(Beginning of The data)

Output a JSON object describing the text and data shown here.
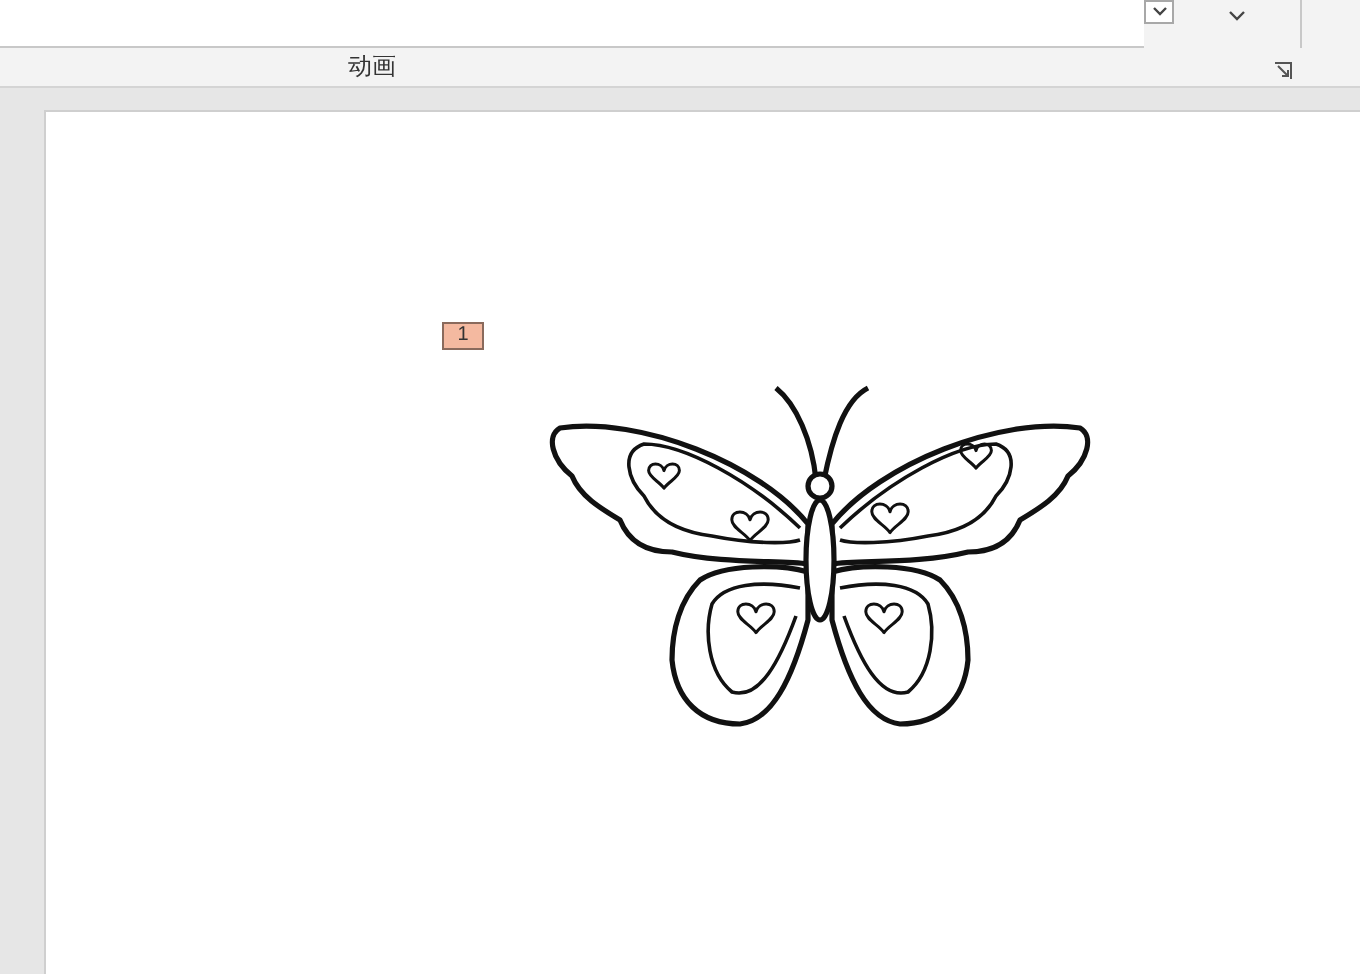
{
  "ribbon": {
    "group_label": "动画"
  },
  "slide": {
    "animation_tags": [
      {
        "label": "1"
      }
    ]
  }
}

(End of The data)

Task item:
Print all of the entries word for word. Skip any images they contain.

Exercise response:
Output a JSON object describing the text and data shown here.
{
  "ribbon": {
    "group_label": "动画"
  },
  "slide": {
    "animation_tags": [
      {
        "label": "1"
      }
    ]
  }
}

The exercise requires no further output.